An Interpretation of Universal History


by José Ortega y Gasset. Norton, $8.95. In 1948 Ortega, back in Spain after years of exile, opened his newly founded Institute of the Humanities with this series of lectures, in which he purported to examine A. J. Toynbee’s A Study of History. Ortega not only examined the work, he demolished both Toynbee’s major concept of history and his detailed application of it. This performance, which rather suggests dismantling an elephant with a rapier, would be impressive in itself but is in fact the lesser half of the project. Ortega used Toynbee’s notions as an excuse to expound his own more far-reaching and meticulously reasoned ideas about man and history, the origin and growth of civilizations, the basis of legitimate government, and the persistence of the past in the present. At the end of the series, Ortega apologized to his audience for lectures which he called “the most dense, most concentrated that have ever been given anywhere.” The description was fair. It would be an impertinence to attempt to summarize the intricate lucidity of Ortega’s thought. It would also be futile. The book must—in every sense of the word—be read. Translated by Mildred Adams.

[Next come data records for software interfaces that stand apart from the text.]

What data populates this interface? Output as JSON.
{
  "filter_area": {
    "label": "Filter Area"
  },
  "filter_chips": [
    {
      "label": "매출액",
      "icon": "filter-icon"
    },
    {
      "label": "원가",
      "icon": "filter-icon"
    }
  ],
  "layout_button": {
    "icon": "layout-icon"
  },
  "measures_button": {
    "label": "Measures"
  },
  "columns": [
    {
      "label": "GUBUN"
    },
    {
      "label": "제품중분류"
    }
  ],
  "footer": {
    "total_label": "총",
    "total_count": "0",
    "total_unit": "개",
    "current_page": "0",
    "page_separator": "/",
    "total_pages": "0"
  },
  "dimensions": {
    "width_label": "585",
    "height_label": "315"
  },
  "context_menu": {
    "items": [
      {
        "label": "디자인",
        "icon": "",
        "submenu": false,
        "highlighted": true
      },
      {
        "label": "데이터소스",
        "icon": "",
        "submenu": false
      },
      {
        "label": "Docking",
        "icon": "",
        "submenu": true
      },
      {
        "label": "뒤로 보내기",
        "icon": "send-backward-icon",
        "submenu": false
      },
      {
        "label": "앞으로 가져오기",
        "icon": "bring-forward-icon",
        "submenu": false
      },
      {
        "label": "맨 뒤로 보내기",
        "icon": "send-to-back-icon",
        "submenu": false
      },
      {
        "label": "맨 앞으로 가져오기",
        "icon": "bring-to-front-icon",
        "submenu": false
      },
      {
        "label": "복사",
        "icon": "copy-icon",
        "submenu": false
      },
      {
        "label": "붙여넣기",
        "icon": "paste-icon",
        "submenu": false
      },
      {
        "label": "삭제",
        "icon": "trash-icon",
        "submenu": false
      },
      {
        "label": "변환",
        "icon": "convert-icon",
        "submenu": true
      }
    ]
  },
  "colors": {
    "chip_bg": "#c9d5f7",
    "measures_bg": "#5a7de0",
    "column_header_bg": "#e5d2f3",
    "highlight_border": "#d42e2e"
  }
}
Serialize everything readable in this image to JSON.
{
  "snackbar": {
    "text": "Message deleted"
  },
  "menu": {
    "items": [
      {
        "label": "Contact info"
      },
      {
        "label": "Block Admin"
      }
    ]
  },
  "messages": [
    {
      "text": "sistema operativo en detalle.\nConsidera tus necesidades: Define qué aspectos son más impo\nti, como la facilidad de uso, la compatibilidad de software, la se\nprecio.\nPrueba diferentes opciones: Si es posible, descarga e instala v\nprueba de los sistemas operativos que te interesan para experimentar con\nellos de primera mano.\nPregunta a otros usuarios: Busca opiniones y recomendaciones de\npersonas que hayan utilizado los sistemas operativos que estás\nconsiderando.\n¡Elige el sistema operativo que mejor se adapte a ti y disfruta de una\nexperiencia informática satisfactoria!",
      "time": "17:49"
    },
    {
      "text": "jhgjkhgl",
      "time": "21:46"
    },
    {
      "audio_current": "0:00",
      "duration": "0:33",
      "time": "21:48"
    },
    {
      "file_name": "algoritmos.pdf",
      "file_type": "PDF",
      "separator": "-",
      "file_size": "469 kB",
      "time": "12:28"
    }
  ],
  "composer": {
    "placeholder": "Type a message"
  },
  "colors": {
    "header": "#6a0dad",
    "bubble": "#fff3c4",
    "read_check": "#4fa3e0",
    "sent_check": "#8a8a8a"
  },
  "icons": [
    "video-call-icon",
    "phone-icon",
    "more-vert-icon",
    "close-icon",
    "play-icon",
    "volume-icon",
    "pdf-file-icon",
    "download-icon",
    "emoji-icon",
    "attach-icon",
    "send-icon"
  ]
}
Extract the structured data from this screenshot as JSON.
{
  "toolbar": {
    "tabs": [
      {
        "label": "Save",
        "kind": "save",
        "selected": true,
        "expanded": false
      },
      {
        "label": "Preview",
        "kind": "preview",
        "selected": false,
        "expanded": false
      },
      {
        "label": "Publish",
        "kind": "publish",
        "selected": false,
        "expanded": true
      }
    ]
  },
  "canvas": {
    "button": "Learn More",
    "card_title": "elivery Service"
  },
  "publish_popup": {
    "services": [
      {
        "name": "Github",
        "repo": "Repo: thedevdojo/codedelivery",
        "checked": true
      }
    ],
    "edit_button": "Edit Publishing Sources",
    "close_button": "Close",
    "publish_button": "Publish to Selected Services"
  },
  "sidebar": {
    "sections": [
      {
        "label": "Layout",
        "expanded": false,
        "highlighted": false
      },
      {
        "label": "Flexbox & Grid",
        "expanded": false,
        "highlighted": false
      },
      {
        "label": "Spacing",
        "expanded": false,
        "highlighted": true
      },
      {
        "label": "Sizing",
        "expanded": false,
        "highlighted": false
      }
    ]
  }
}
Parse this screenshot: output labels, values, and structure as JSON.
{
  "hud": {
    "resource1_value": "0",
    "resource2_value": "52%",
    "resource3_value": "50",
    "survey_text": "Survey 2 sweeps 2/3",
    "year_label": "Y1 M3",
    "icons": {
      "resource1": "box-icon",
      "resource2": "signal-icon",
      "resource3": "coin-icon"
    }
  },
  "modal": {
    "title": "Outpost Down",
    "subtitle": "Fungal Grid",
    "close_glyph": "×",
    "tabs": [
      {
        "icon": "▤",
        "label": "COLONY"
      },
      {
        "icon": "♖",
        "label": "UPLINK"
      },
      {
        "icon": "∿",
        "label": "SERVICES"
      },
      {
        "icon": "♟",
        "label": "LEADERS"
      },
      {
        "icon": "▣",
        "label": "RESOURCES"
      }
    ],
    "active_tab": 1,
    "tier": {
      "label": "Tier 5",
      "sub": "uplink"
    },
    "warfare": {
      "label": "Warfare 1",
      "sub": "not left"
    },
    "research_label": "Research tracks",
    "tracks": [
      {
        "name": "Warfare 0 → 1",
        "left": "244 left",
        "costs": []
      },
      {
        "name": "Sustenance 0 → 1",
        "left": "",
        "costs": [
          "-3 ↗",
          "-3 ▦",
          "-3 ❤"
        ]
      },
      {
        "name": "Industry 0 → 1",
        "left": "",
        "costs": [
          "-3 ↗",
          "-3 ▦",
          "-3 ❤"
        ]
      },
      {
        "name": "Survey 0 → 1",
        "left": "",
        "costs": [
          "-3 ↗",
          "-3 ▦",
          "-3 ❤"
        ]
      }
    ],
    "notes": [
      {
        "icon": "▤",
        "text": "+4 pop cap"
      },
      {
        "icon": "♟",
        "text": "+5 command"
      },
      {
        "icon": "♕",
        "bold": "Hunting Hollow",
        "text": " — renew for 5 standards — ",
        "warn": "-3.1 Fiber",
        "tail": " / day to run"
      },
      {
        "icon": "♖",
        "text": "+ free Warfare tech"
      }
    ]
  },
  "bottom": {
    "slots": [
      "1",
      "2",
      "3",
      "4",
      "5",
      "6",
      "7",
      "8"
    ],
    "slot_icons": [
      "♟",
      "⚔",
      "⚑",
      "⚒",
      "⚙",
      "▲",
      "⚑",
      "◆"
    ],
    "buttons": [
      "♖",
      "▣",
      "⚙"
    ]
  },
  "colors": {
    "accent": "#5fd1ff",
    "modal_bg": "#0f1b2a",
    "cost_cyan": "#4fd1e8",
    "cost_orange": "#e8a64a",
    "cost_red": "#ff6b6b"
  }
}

THE LETTERS OF ANTON CHEKHOV edited and translated by Avrahm Yarmolinsky. Viking, $15.00. Chekhov was a voluminous correspondent, addicted to slang, mischievous invention, bursts of fantasy, and diatribes against injustice, stupidity, and the town of Taganrog, where he was born and which he could never quite escape because relatives continued to inhabit the place. He was also an instinctive nomad who described superbly the various areas that he visited. This selection from his vast output of letters is, apart from its importance for specialists, a lively panorama of life in late-nineteenth-century Russia and a bewitching portrait of Chekhov himself.